**WHAT THIS TASK INVOLVES:**
Line by line, please look for the word "None" in the following records, then copy each line you find it in.

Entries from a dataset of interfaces
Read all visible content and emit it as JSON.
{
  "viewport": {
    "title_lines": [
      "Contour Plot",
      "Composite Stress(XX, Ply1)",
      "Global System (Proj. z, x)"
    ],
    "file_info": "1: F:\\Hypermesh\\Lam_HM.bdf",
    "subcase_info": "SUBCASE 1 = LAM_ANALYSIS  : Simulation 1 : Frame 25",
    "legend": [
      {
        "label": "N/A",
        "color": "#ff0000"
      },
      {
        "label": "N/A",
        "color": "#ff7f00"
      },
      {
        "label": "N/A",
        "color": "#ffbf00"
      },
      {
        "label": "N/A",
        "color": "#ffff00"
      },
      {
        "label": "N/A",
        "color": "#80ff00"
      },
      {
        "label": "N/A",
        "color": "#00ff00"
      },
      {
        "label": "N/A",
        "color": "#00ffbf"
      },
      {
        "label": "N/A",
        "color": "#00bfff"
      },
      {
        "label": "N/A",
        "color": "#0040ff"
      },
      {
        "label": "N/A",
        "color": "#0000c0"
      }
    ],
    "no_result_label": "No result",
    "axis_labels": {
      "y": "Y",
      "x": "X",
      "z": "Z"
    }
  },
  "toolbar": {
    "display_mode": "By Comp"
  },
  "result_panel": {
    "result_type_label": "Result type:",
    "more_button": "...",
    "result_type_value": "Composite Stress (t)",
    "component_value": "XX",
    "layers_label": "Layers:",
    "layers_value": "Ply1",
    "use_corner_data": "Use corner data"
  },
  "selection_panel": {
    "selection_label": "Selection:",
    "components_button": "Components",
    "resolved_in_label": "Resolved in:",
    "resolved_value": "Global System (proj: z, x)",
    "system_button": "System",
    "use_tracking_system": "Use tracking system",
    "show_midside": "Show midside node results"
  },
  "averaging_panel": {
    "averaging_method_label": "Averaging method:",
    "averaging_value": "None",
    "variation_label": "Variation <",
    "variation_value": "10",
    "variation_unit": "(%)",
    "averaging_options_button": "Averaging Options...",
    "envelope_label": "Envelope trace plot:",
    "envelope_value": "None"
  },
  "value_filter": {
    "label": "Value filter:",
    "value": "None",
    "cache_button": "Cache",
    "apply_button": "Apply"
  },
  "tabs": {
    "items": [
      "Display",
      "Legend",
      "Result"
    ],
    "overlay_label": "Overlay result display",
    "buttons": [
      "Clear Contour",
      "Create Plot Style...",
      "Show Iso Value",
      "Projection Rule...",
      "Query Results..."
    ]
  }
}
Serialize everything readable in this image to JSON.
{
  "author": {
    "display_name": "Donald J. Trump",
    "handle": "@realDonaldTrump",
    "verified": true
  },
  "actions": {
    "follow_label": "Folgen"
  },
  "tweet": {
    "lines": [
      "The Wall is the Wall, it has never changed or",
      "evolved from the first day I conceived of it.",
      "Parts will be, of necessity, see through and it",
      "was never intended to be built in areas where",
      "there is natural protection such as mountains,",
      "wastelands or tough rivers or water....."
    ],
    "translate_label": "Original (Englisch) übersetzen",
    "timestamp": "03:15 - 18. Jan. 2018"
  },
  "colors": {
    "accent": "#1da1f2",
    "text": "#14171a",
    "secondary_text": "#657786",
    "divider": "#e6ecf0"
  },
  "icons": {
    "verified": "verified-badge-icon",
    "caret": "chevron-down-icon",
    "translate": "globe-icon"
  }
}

**SOLUTION FOR THIS PROBLEM:**
    "averaging_value": "None",
    "envelope_value": "None"
    "value": "None",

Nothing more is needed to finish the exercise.